Phillips Hardware Tips: Lawn Fertilizer
Phillips Hardware stores carry the exclusive Scotts Step Program. It is a wonderful tool for the DIY home owner that wants to create a lawn that leaves their neighbors envious. This program takes you through the whole process of early spring crabgrass preventer, late spring weed preventer, summer lawn food and fall lawn food for a better spring lawn. You can find rebates at your local hardware store for up to $50 back when you buy the complete Scotts Step Program.
Scotts Step 1 – Crabgrass Preventer Plus Lawn Food 28-0-7
Step 1 feeds your lawn and prevents crabgrass plus other weeds from starting. Crabgrass spreads quickly during the warm summer months. Between midsummer and early fall, each plant produces thousands of seeds. The first frost kills the plants, but the seeds remain dormant through the winter. When the ground temperature warms up, the seeds begin to grow. New crabgrass appears from mid-spring to midsummer. You would apply it early in the spring after the snow has melted between February and April. You should not apply to newly seeded or sodded areas until after the 4th mowing.
Scotts Step 2 – Weed Control Plus Lawn Food 28-0-6
Step 2 also feeds your lawn and kills dandelions plus other weeds listed on the bag. You would apply it in late April through June to a wet lawn. After you apply it, you should wait at least 24 hours after that before watering the lawn. You should not apply to newly seeded or sodded areas until after the 4th mowing.
Scotts Step 3 – Lawn Food with 2% Iron 32-0-4

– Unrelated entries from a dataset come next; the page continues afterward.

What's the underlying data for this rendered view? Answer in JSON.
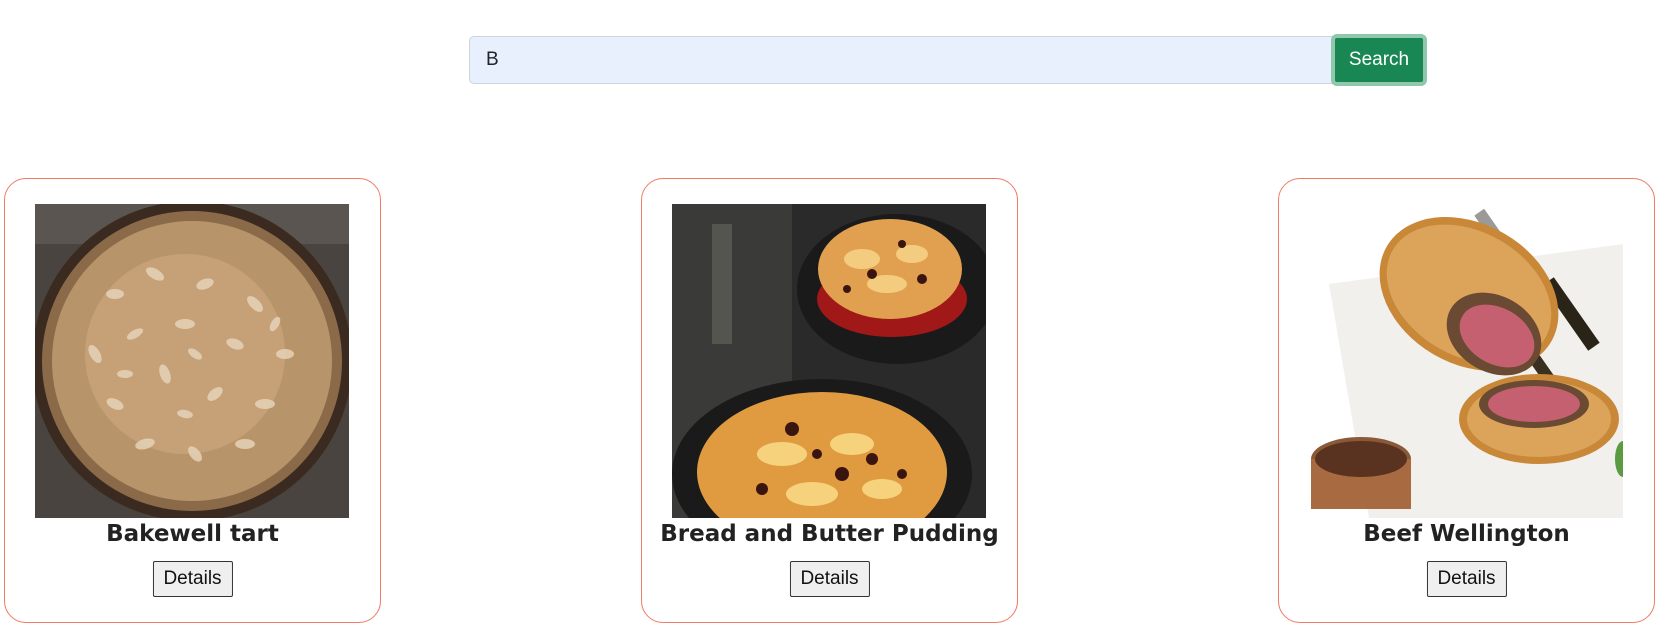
{
  "search": {
    "value": "B",
    "placeholder": "",
    "button_label": "Search"
  },
  "recipes": [
    {
      "title": "Bakewell tart",
      "button_label": "Details"
    },
    {
      "title": "Bread and Butter Pudding",
      "button_label": "Details"
    },
    {
      "title": "Beef Wellington",
      "button_label": "Details"
    }
  ],
  "colors": {
    "accent": "#198754",
    "card_border": "#f07a65",
    "input_background": "#e8f0fe"
  }
}
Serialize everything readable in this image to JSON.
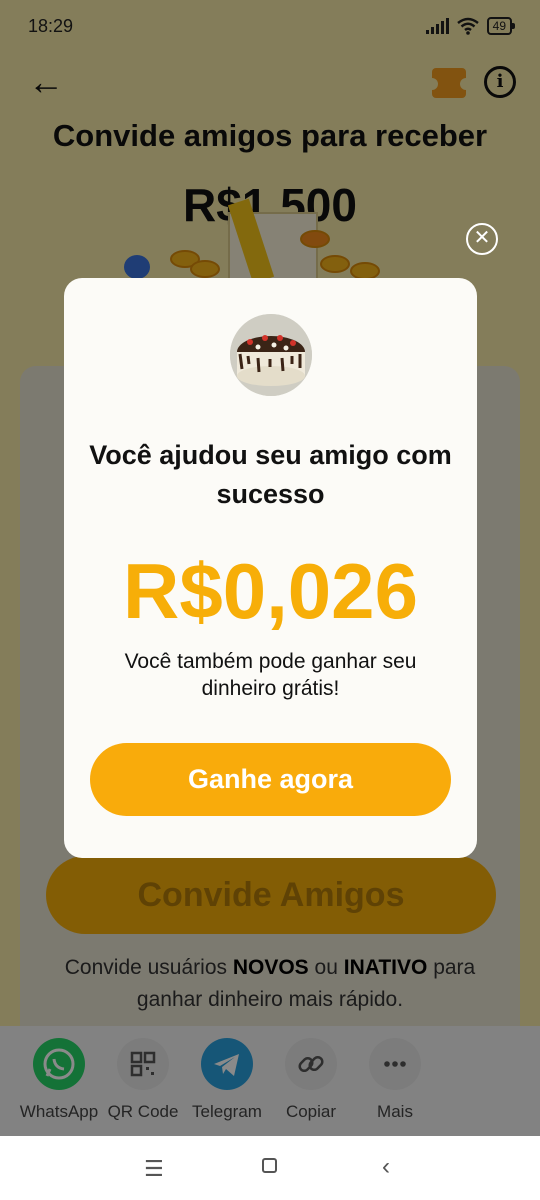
{
  "status_bar": {
    "time": "18:29",
    "battery": "49"
  },
  "header": {
    "back_icon": "arrow-left-icon",
    "ticket_icon": "ticket-icon",
    "info_icon": "info-icon"
  },
  "hero": {
    "title": "Convide amigos para receber",
    "amount": "R$1.500"
  },
  "invite": {
    "button_label": "Convide Amigos",
    "note_before": "Convide usuários ",
    "note_new": "NOVOS",
    "note_middle": " ou ",
    "note_inactive": "INATIVO",
    "note_after": " para ganhar dinheiro mais rápido."
  },
  "share": [
    {
      "label": "WhatsApp",
      "icon": "whatsapp-icon",
      "color": "#25d366"
    },
    {
      "label": "QR Code",
      "icon": "qr-code-icon",
      "color": "#e5e5e5"
    },
    {
      "label": "Telegram",
      "icon": "telegram-icon",
      "color": "#2aa0dc"
    },
    {
      "label": "Copiar",
      "icon": "link-icon",
      "color": "#e5e5e5"
    },
    {
      "label": "Mais",
      "icon": "more-icon",
      "color": "#e5e5e5"
    }
  ],
  "modal": {
    "title": "Você ajudou seu amigo com sucesso",
    "amount": "R$0,026",
    "subtitle": "Você também pode ganhar seu dinheiro grátis!",
    "cta_label": "Ganhe agora",
    "close_icon": "close-icon"
  },
  "nav": {
    "menu_icon": "menu-icon",
    "home_icon": "home-square-icon",
    "back_icon": "back-chevron-icon"
  },
  "colors": {
    "accent": "#f9ab0b",
    "amount": "#f7ae08",
    "background": "#f4e7a6"
  }
}
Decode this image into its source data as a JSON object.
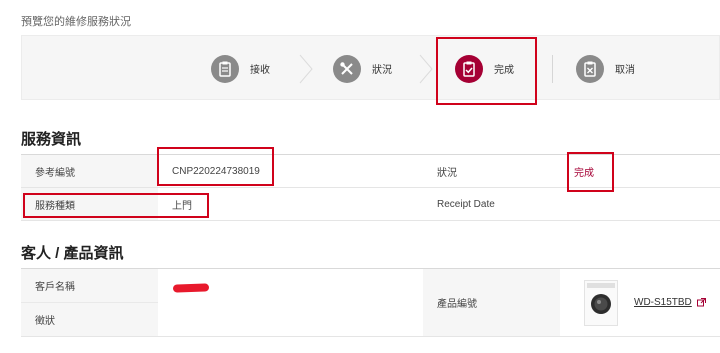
{
  "page": {
    "subtitle": "預覽您的維修服務狀況"
  },
  "steps": [
    {
      "label": "接收",
      "icon": "clipboard-icon",
      "active": false
    },
    {
      "label": "狀況",
      "icon": "tools-icon",
      "active": false
    },
    {
      "label": "完成",
      "icon": "check-clipboard-icon",
      "active": true
    },
    {
      "label": "取消",
      "icon": "cancel-clipboard-icon",
      "active": false
    }
  ],
  "service_info": {
    "title": "服務資訊",
    "ref_label": "參考編號",
    "ref_value": "CNP220224738019",
    "status_label": "狀況",
    "status_value": "完成",
    "type_label": "服務種類",
    "type_value": "上門",
    "receipt_label": "Receipt Date",
    "receipt_value": ""
  },
  "customer_info": {
    "title": "客人 / 產品資訊",
    "name_label": "客戶名稱",
    "symptom_label": "徵狀",
    "product_label": "產品編號",
    "product_model": "WD-S15TBD",
    "product_icon": "washing-machine-icon",
    "external_icon": "external-link-icon"
  },
  "colors": {
    "accent": "#a50034",
    "highlight": "#d0021b",
    "icon_gray": "#8a8a8a"
  }
}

The iron in this Step feeds and strengthens lawns against heat and drought. You can apply it anytime from June to August to give your lawn a boost of green. It is guaranteed not to burn your lawn and is kid and pet friendly when used as directed so you can still have your backyard fun.
Scotts Step 4 – Fall Lawn Food 32-0-12
Apply this step in the fall to any grass type to help protect and strengthen for a better spring lawn. Apply it anytime from August through November and is also kid and pet friendly.
Know your Fertilizer Facts! The three numbers (often called NPK) on a fertilizer package tell you the percentage of the base elements nutrient makeup by weight. These numbers represent the percentage by weight of the three major nutrients required for healthy plant growth, always in the same order: nitrogen-phosphorus-potassium (N-P-K). Each of these nutrients affects plant growth differently, and the formulation you select should depend on your specific gardening needs.
The first number is the percentage of nitrogen (N) in the bag. Nitrogen provides plants with the ability to produce more chlorophyll, which in turn allows plants to grow quickly. With each additional nitrogen application, plants will grow taller and develop a darker green color. So if you want a dark green lawn, use a fertilizer that’s high in nitrogen – but then expect to mow more often.
The second number in the analysis is the percentage of phosphorus (P) in the mix. Phosphorous aids in root development and increases flowering ability and bloom size. Scotts Step program no longer has Phosphorus in its mix, as you can see by the 0 in the second number. Phosphorus encourages the blue-green algae bloom that area lakes experience each summer. Blue-green algae not only stinks but can be toxic to animals and children. When the algae bloom decays it reduces the oxygen in the water and can cause fish kills. Phosphorus run-off from feed lots, agricultural land and lawns is the main contributor to phosphorus in the lakes. Your lawn does not need Phosphorus unless you have a newly seeded lawn, most soil provides all the phosphorus your established lawn needs. If you are in doubt have your lawn tested before adding any phosphorus.
The third number represents the percentage of potassium (K) found in the product. A bag of 24-8-4 has 4 percent potassium in the mix. Potassium has many functions: It guards the plant against diseases and aids in drought protection and cold tolerance. It also serves a role in improving root development and helps in the process of photosynthesis. You might consider using a high-potassium fertilizer at the start of winter and summer to protect crops from temperature extremes or when insects and disease have caused damage to your plants.
The other percent remaining is usually inert filler material, such as clay pellets or granular limestone.
The best defense against crabgrass is a healthy lawn. Unwanted grasses and weeds simply can’t get the necessary toehold to thrive in a robust stand of grass. Follow these basic lawn care guidelines to keep crabgrass from becoming a problem in your yard: Mow at frequent intervals to keep the grass a fairly consistent length. Check the recommended mowing heights for your type of grass and cut your lawn at the highest recommended setting. Crabgrass requires plenty of light to germinate, so keep the grass as thick and long as possible to create shade near the soil surface. Cutting your lawn too close produces patches where crabgrass and other weeds can germinate.